━━━ LISTED ENTRIES ━━━
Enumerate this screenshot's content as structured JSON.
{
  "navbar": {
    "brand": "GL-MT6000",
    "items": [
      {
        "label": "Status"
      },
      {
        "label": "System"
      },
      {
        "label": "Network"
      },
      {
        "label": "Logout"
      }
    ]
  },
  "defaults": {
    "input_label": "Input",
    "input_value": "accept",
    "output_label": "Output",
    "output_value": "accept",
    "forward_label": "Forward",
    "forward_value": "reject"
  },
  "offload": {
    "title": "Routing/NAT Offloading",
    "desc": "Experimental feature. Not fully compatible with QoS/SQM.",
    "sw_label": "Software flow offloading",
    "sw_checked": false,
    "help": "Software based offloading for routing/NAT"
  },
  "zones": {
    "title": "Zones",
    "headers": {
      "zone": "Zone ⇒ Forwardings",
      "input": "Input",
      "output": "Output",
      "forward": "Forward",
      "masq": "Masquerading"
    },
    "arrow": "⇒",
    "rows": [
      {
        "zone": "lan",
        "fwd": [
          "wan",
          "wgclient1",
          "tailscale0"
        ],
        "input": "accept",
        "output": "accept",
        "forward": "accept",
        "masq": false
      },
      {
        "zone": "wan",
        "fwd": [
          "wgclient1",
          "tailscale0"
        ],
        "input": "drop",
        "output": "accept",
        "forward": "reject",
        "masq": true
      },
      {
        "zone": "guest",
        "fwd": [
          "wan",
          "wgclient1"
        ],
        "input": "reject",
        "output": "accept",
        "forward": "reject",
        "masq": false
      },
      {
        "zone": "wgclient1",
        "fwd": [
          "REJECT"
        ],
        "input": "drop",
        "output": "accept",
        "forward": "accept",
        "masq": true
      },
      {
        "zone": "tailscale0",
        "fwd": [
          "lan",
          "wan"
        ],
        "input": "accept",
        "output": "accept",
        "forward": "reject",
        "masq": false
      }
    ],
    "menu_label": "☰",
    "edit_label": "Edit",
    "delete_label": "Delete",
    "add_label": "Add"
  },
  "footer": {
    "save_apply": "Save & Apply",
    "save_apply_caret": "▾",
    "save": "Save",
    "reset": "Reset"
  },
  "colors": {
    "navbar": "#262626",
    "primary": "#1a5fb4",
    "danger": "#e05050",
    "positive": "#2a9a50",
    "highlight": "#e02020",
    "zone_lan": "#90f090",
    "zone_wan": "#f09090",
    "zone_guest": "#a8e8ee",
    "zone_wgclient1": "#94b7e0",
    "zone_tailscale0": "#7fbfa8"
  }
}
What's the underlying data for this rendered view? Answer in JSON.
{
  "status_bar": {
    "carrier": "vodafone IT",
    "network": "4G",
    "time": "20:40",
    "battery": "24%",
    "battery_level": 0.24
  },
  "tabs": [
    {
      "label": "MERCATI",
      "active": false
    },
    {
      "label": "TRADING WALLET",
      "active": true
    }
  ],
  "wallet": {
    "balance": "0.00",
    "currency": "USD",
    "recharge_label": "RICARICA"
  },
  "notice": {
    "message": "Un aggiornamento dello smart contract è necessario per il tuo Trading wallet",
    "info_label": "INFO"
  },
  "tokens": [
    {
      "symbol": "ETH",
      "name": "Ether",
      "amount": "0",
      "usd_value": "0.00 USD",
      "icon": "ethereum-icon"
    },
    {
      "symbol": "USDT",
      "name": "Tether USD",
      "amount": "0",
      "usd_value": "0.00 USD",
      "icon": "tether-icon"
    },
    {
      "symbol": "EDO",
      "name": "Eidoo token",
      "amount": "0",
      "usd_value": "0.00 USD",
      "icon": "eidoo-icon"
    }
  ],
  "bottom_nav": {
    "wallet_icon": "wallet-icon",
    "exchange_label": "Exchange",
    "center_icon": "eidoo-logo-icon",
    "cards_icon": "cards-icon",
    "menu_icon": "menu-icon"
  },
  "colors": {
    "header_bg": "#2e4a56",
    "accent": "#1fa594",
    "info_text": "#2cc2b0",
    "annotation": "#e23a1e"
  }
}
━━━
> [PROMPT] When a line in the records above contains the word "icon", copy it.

> [ANSWER TO THIS EXERCISE]
      "icon": "ethereum-icon"
      "icon": "tether-icon"
      "icon": "eidoo-icon"
    "wallet_icon": "wallet-icon",
    "center_icon": "eidoo-logo-icon",
    "cards_icon": "cards-icon",
    "menu_icon": "menu-icon"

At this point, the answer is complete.